NOTE - THIS IS A QUOTE FROM THE OFFICIAL INDIANA CODE SITE; THIS ONLY APPLIES TO INDIANA.http://www.in.gov/legislative/ic/code/title35/ar47/ch5.html
If you look here, read down to:
35-47-5-8; this states that it's illegal to possess a machine gun in Indiana; class C felony
35-47-5-9; this states that it's illegal to operate a machine gun in Indiana; class B felony
35-47-5-10; exemptions for the two above law; notice it includes all the stuff you'd expect to find (governmental agencies and their officers, military, etc). But look closely at sub-item #7 - that allows for private ownership IF you have the appropriate Federal paperwork (i.e. - the tax stamp and form of transfer).
That is how, in IN, you can own certain NFA weapons. In IN, you can own SBRs, MGs, suppressors, and AOWs (any-other-weapons). Notice that you CANNOT own a sawed off shot gun in IN; there is no exemption for that (except for LE and gov official use).
So, Wayne, if there is a law that you can find that specifically prohibits the ownership of NFA stuff, then you'll have to find a law exemption in the statute.
There is some information I believe to be credible from the BATFE site (I'll try to find it again and post later) that discusses the topic of ownership if you're in a position to reside in one state, but keep the item in a different state. In other words, you can own an NFA item as an IL resident; you likely just can't possess it in IL. You could keep it at my home in IN, and even use it in IN, even as an IL resident! You are required to be the ONLY person that has access to the item; you would have to keep it in a locked container that was only accessible by you. The storage of the item is OK in my home, but the direct access must be only to you. A locked container satisfies that criteria. The real problem is somehow convincing your local LE agency to sign off the federal paperwork; you'd have to convince them that even though you own the item, it would not be kept in the state. Kind of silly, though, because who wants to own something they can't access easily? This methodology is important to those like me, that own NFA items, and would want to keep them in my ownership, if I got transfered to a different state for some short time. I don't want to have to sell stuff just because I got moved for a year or two to a different state. I can even lock them in a safety deposit box in a bank (singularly controlled access!) while I'm away.
Then, there is the topic of NFA ownership by corporations and trusts. That's a whole bag of tricks that gets deeply involved by lawyers and paperwork. It can be done, but it's much more involved. There are some advantages, but also some disadvantages. They must be kept used for "security" purposes, and be registered to a licensed company. It gets really deep. Not saying it can't or isn't done; I'm just not one who has the time/money to slug through that mess. Private ownership is legal in IN, so it's easy for me.

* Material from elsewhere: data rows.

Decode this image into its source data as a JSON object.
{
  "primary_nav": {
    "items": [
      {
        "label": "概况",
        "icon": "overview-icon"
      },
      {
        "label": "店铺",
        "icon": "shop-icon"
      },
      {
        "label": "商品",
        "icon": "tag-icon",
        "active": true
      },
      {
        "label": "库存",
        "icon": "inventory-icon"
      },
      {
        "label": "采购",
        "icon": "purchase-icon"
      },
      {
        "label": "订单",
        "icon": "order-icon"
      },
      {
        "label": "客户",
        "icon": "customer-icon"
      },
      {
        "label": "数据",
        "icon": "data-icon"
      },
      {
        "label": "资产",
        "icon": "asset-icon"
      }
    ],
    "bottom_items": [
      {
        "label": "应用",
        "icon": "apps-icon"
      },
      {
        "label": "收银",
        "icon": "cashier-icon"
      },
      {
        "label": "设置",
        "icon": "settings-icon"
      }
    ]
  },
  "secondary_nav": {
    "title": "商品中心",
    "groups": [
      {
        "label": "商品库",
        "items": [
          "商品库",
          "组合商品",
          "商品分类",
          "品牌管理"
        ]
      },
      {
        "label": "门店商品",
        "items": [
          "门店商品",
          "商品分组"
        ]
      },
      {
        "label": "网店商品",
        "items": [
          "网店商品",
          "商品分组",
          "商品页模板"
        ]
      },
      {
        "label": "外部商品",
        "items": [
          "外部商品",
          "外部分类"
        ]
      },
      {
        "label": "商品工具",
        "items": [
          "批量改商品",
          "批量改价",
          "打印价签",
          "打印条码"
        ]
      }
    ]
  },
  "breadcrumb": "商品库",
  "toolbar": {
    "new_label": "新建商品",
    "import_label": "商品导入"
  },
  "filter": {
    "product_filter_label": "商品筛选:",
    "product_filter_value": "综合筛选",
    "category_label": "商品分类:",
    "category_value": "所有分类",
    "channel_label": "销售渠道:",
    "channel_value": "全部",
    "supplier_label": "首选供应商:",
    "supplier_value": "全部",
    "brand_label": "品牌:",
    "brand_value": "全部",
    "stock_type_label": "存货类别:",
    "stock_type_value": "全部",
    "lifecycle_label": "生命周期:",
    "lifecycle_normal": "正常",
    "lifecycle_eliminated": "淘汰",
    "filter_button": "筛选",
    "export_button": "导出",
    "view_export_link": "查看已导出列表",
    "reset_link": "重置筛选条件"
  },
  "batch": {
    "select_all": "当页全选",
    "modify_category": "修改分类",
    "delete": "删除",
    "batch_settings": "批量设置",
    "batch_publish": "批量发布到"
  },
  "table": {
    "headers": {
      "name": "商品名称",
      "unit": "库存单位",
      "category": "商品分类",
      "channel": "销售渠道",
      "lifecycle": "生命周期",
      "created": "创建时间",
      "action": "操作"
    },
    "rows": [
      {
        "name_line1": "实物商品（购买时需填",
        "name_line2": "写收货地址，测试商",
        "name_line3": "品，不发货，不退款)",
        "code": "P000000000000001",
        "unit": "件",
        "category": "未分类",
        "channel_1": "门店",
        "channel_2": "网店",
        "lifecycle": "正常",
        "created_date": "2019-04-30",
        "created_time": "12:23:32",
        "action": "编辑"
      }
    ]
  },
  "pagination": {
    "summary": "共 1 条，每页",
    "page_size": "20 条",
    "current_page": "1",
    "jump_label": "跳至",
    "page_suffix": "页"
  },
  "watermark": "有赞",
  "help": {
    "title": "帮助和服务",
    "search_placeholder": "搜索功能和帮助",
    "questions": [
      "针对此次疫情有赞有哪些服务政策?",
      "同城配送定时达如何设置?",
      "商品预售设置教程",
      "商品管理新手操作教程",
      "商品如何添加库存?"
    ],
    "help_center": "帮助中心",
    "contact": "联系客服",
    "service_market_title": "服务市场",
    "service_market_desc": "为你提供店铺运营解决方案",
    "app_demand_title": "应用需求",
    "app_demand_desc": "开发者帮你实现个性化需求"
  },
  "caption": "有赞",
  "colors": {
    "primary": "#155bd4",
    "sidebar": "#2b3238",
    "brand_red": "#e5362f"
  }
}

Further, the transer of my NFA stuff to my heirs is tax exempt; they don't have to pay the $200 per item! Oddly, beleive it or not, that $200 tax hasn't changed since 1934! It's been set at that amount forever! I often wonder if the Congress will see fit to make a huge increase in the transfer tax? That would greatly slow down the transfer of such items from person to person. You'd see a lot more items passed from generation to generation that way (tax free).
Found the link for ownership from another state:
see item "M22"http://www.atf.gov/firearms/faq/faq2.htm#m1
Also, for some reason that escapes me, notice that they refer to "silencers" in this site, but my actual From 4 paperwork (both of my tax paid forms) have the word "suppressor" on them, rather than "silencer". Apparently, they are now accepting either as a proper definition. At one time, they discouraged the use of the word "silencer", but perhaps conventional terminology got the better of them. Somewhere in another post, I had mentioned that "suppressor" is the proper term, but I am apparently wrong; the BATFE is now accepting either description, as evidenced by their own use of the word "silencer". A rose by any other name ...